The relationship in theatre between the audience and the artist can best be described as a tacit agreement between all parties. Under the terms of the agreement, a bare table is a hospital bed, a bowl of oranges is a nest of tumors, and the stage itself becomes a shifting point that can be anywhere at all – as long as everyone agrees. For that agreement to hold, the artists need to gain the audience’s trust, either by sincerity or pure bluff.

That agreement is really what The Story of Mr. Wright is about. How is it created? How is it upheld? What happens when that agreement breaks down? And more intriguingly, if the artists deliberately violate the unspoken contract, is it truly broken, or just reconstituted anew?

A collaboration between the Globe Young Theatre Company and Halifax’s 2b theatre, The Story of Mr. Wright takes us back to the 1950s and into the case hisstory of a patient who makes a startling recovery from cancer under the auspices of a miracle drug – a drug which, unsurprisingly, turns out to be worthless. When Mr. Wright discovers that his miracle cure is fraudulent, the tumors return. In the course of trying to save Wright’s life, the doctor resorts to unorthodox methods.

The play intersperses the drama with a series of monologues from the cast, relating stories of medical trauma and recovery from their own lives and ruminating on the relationship between our bodies and our beliefs. Each cast member displays evidence attesting to the truth of their stories – a scar, a missing toe, a tattoo, a bag full of medication – but there is a deliberate game being played with the audience. “Do you see it?” they ask. “Do you see it?” And perhaps we do. I’m still not sure what I saw.

The Story of Mr. Wright is playing tonight at 8:00 pm at the Globe Theatre as part of the Shumiatcher Sandbox Series.

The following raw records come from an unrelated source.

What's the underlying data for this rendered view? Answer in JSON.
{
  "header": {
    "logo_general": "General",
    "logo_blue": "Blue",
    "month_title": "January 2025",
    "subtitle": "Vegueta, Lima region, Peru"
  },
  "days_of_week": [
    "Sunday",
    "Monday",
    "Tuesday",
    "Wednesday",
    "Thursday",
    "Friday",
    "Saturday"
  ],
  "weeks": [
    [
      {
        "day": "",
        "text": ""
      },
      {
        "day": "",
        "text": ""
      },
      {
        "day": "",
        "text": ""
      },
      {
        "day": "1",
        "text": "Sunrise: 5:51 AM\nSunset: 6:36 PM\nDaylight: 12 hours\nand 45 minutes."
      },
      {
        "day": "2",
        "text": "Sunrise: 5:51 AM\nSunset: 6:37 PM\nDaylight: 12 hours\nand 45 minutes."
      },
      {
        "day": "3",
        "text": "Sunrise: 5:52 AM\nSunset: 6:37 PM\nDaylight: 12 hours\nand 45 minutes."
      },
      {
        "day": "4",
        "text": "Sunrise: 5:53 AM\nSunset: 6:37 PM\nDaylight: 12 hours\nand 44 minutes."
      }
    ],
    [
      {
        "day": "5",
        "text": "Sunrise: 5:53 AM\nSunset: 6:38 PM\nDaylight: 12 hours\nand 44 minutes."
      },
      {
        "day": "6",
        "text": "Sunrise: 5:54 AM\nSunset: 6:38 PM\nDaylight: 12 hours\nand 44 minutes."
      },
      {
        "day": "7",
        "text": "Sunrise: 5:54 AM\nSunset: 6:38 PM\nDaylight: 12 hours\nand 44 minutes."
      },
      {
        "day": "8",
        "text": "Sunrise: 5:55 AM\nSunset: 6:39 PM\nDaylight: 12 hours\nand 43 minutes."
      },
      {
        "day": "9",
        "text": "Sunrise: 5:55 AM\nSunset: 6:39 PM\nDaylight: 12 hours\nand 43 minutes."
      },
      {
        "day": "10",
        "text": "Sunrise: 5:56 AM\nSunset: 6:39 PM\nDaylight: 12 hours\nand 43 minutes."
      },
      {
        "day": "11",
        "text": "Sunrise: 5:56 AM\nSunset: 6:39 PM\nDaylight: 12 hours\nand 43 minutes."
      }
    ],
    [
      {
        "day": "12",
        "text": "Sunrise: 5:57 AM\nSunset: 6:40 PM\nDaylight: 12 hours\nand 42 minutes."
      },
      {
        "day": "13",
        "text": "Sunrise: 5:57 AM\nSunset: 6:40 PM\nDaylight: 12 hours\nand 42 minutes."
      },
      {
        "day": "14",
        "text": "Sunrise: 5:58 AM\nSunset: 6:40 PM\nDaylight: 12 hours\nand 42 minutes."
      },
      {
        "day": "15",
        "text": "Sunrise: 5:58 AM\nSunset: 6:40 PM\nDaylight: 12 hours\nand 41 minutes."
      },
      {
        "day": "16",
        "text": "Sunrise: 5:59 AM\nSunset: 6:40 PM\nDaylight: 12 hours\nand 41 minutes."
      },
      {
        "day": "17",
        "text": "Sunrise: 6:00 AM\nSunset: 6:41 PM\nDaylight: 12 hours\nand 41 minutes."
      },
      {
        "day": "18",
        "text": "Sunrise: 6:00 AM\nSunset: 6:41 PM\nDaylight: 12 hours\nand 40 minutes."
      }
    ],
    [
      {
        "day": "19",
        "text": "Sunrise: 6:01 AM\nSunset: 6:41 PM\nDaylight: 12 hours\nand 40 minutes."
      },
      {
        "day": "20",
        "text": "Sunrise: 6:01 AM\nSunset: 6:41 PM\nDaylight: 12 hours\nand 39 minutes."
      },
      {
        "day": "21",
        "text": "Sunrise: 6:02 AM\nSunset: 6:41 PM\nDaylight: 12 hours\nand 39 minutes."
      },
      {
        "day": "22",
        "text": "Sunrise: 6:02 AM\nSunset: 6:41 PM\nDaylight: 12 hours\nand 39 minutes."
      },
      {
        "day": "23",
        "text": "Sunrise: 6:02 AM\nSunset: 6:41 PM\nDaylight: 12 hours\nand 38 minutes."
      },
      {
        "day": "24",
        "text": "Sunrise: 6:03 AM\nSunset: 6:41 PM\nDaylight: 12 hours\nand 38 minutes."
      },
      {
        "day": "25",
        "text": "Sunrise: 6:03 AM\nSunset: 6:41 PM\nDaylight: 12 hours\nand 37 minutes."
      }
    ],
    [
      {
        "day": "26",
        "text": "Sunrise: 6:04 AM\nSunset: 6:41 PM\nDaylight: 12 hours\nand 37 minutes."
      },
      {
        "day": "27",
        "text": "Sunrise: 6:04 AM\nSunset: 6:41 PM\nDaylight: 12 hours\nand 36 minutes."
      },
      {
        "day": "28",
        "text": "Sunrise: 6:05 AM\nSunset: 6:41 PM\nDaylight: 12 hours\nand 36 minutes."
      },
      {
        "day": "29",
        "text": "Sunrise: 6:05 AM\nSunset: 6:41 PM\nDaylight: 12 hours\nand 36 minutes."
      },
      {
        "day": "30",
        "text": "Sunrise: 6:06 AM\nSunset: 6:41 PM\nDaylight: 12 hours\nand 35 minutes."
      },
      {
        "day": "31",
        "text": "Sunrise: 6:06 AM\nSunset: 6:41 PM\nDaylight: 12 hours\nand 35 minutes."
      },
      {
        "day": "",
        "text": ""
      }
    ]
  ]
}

For ticket purchases and more information, visit the Globe Theatre’s web site.